1) ‘Illiberalism’ needs defining. And many of the people that this letter is glomming together with Donald Trump aren’t liberals, but leftists, Marxists, and even Communists. There is a tendency among so-called ‘moderates’ to chuck anyone who they don’t consider to be ‘liberal’ into one bucket and hit that bucket with hammers.
…who represents a real threat to democracy. But resistance must not be allowed to harden into its own brand of dogma or coercion—which right-wing demagogues are already exploiting. The democratic inclusion we want can be achieved only if we speak out against the intolerant climate that has set in on all sides.
It seems to me that the key vector of intolerance is newspaper columnists and established writers honking on that they are censored, usually in a national newspaper or august magazine like Harper’s.
The free exchange of information and ideas, the lifeblood of a liberal society, is daily becoming more constricted.
You can’t just say this. Prove it. You can’t, because it’s not true.

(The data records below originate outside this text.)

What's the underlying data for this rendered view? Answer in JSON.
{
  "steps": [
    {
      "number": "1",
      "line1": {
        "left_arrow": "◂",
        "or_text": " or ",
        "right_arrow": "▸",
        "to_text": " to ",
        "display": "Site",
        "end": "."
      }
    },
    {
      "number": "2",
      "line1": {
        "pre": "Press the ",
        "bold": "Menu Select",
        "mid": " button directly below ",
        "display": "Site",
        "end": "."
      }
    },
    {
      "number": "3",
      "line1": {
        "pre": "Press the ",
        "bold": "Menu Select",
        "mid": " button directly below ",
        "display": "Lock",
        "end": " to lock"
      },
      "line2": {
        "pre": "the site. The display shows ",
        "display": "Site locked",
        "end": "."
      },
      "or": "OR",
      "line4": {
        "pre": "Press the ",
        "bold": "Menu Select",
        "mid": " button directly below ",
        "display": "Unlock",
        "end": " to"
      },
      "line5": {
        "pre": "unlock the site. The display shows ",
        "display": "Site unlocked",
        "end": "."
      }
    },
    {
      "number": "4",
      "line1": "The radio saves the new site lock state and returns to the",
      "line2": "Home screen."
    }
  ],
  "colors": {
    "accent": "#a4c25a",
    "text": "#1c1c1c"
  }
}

While we have come to expect this on the radical right, censoriousness is also spreading more widely in our culture: an intolerance of opposing views, a vogue for public shaming and ostracism, and the tendency to dissolve complex policy issues in a blinding moral certainty. We uphold the value of robust and even caustic counter-speech from all quarters. But it is now all too common to hear calls for swift and severe retribution in response to perceived transgressions of speech and thought. More troubling still, institutional leaders, in a spirit of panicked damage control, are delivering hasty and disproportionate punishments instead of considered reforms. Editors are fired for running controversial pieces; books are withdrawn for alleged inauthenticity; journalists are barred from writing on certain topics; professors are investigated for quoting works of literature in class; a researcher is fired for circulating a peer-reviewed academic study; and the heads of organizations are ousted for what are sometimes just clumsy mistakes.

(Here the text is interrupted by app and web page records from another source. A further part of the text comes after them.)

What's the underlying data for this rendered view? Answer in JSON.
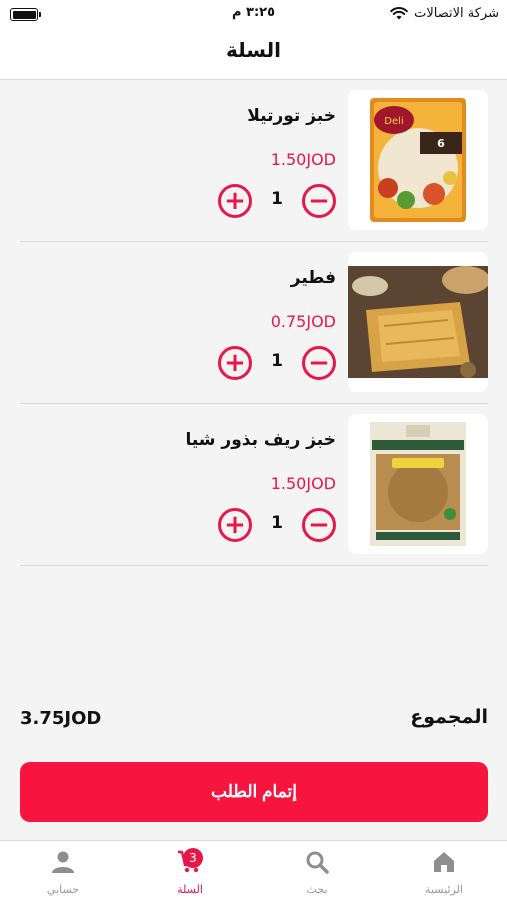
{
  "status_bar": {
    "carrier": "شركة الاتصالات",
    "time": "٣:٢٥ م"
  },
  "header": {
    "title": "السلة"
  },
  "cart": {
    "items": [
      {
        "name": "خبز تورتيلا",
        "price": "1.50JOD",
        "quantity": "1",
        "image_icon": "tortilla-wraps-package-image"
      },
      {
        "name": "فطير",
        "price": "0.75JOD",
        "quantity": "1",
        "image_icon": "pastry-photo-image"
      },
      {
        "name": "خبز ريف بذور شيا",
        "price": "1.50JOD",
        "quantity": "1",
        "image_icon": "reef-bread-package-image"
      }
    ]
  },
  "summary": {
    "total_label": "المجموع",
    "total_value": "3.75JOD"
  },
  "checkout_label": "إتمام الطلب",
  "tab_bar": {
    "tabs": [
      {
        "label": "الرئيسية",
        "icon": "home-icon",
        "active": false
      },
      {
        "label": "بحث",
        "icon": "search-icon",
        "active": false
      },
      {
        "label": "السلة",
        "icon": "cart-icon",
        "active": true,
        "badge": "3"
      },
      {
        "label": "حسابي",
        "icon": "user-icon",
        "active": false
      }
    ]
  },
  "colors": {
    "accent": "#e8174a",
    "button": "#f7153f",
    "inactive": "#999999"
  }
}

Everything in this long list of examples without specific examples is assertion rather than proof. This is what they feel is happening rather than what is actually happening. We do not live in an age of censorship. We live in an age of abundant speech. It’s simply that people now get challenged more frequently and loudly when they say awful things. This is a cry by people with the platform and money to say awful things, a wail that they might have to answer for things they say rather than simply blast them into the world before reviewing the devastation.
Whatever the arguments around each particular incident, the result has been to steadily narrow the boundaries of what can be said without the threat of reprisal. We are already paying the price in greater risk aversion among writers, artists, and journalists who fear for their livelihoods if they depart from the consensus, or even lack sufficient zeal in agreement.

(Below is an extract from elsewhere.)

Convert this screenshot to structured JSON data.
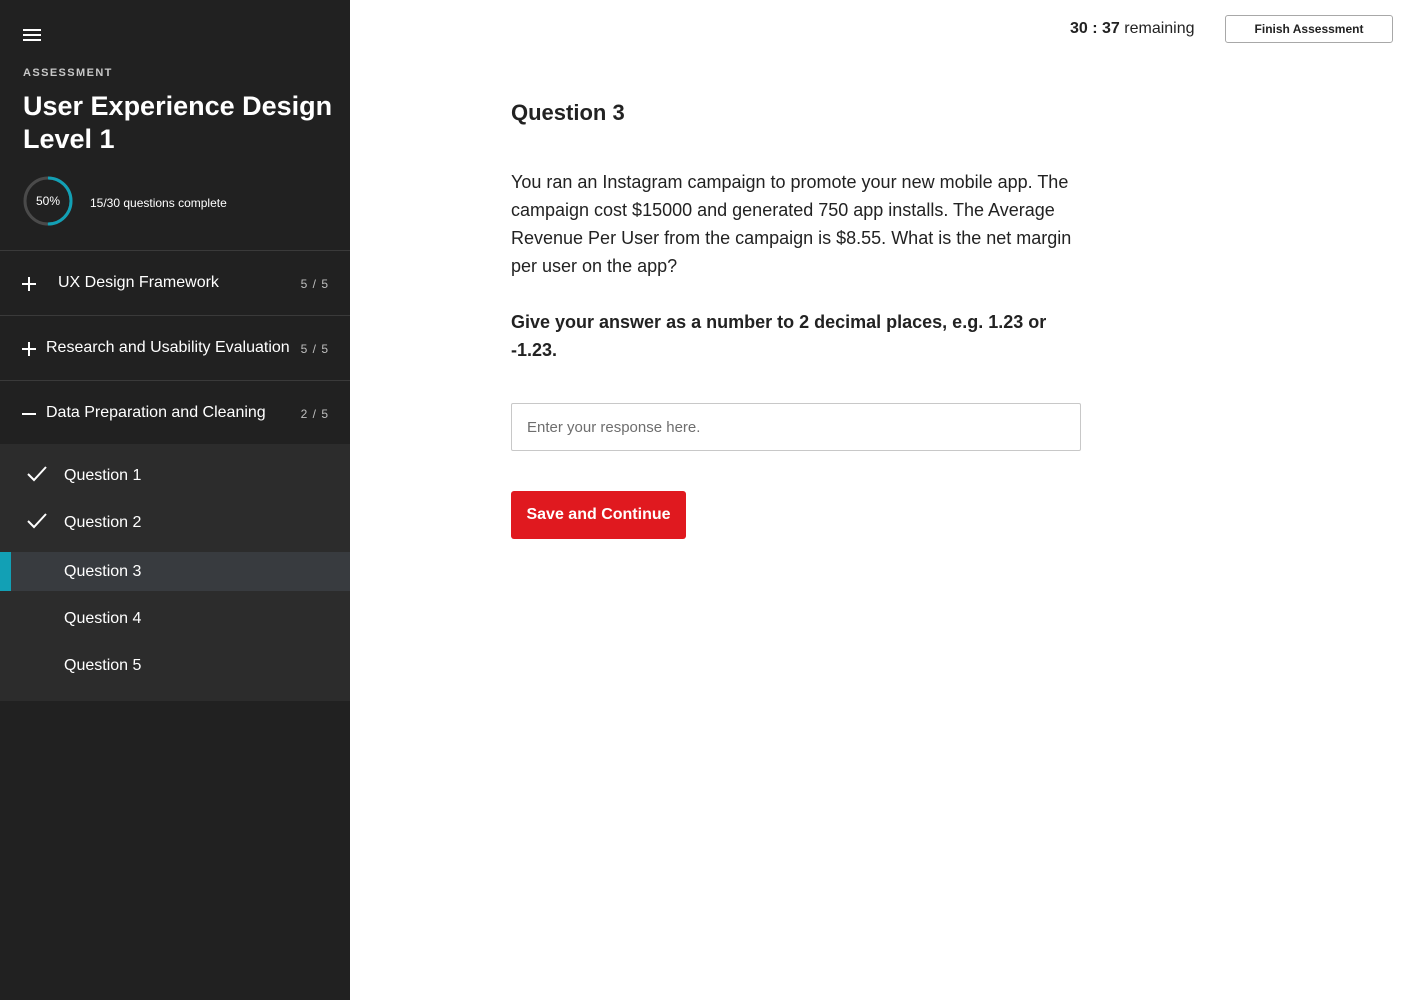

You say ‘reprisal’, I say ‘criticism’, let’s call the whole thing off.
This stifling atmosphere will ultimately harm the most vital causes of our time. The restriction of debate, whether by a repressive government or an intolerant society, invariably hurts those who lack power and makes everyone less capable of democratic participation. The way to defeat bad ideas is by exposure, argument, and persuasion, not by trying to silence or wish them away. We refuse any false choice between justice and freedom, which cannot exist without each other. As writers we need a culture that leaves us room for experimentation, risk-taking, and even mistakes. We need to preserve the possibility of good-faith disagreement without dire professional consequences. If we won’t defend the very thing on which our work depends, we shouldn’t expect the public or the state to defend it for us.
Good faith? Nothing in this letter is in good faith.